-- Opening Marker --

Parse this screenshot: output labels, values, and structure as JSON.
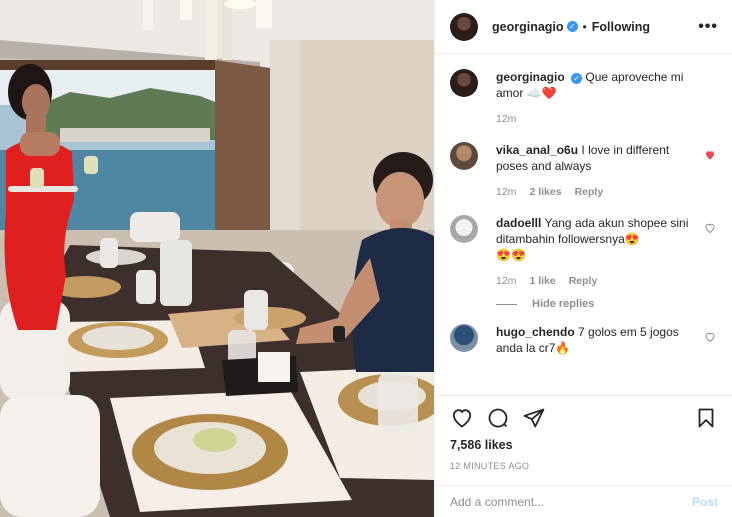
{
  "post": {
    "username": "georginagio",
    "verified_glyph": "✓",
    "separator": "•",
    "follow_status": "Following",
    "more_glyph": "•••"
  },
  "caption": {
    "username": "georginagio",
    "verified_glyph": "✓",
    "text": "Que aproveche mi amor",
    "emoji": "☁️❤️",
    "age": "12m"
  },
  "comments": [
    {
      "username": "vika_anal_o6u",
      "text": "I love in different poses and always",
      "age": "12m",
      "likes": "2 likes",
      "reply": "Reply",
      "liked": true
    },
    {
      "username": "dadoelll",
      "text": "Yang ada akun shopee sini ditambahin followersnya😍",
      "emoji": "😍😍",
      "age": "12m",
      "likes": "1 like",
      "reply": "Reply",
      "liked": false
    },
    {
      "username": "hugo_chendo",
      "text": "7 golos em 5 jogos anda la cr7🔥",
      "liked": false
    }
  ],
  "hide_replies": "Hide replies",
  "likes": "7,586 likes",
  "posted": "12 MINUTES AGO",
  "add_comment": {
    "placeholder": "Add a comment...",
    "post": "Post"
  },
  "colors": {
    "accent": "#3897f0",
    "heart": "#ed4956",
    "muted": "#8e8e8e",
    "post_disabled": "#b2dffc"
  }
}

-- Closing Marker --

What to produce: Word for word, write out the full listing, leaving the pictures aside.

Task solution:
Parse this screenshot: output labels, values, and structure as JSON.
{
  "post": {
    "username": "georginagio",
    "verified_glyph": "✓",
    "separator": "•",
    "follow_status": "Following",
    "more_glyph": "•••"
  },
  "caption": {
    "username": "georginagio",
    "verified_glyph": "✓",
    "text": "Que aproveche mi amor",
    "emoji": "☁️❤️",
    "age": "12m"
  },
  "comments": [
    {
      "username": "vika_anal_o6u",
      "text": "I love in different poses and always",
      "age": "12m",
      "likes": "2 likes",
      "reply": "Reply",
      "liked": true
    },
    {
      "username": "dadoelll",
      "text": "Yang ada akun shopee sini ditambahin followersnya😍",
      "emoji": "😍😍",
      "age": "12m",
      "likes": "1 like",
      "reply": "Reply",
      "liked": false
    },
    {
      "username": "hugo_chendo",
      "text": "7 golos em 5 jogos anda la cr7🔥",
      "liked": false
    }
  ],
  "hide_replies": "Hide replies",
  "likes": "7,586 likes",
  "posted": "12 MINUTES AGO",
  "add_comment": {
    "placeholder": "Add a comment...",
    "post": "Post"
  },
  "colors": {
    "accent": "#3897f0",
    "heart": "#ed4956",
    "muted": "#8e8e8e",
    "post_disabled": "#b2dffc"
  }
}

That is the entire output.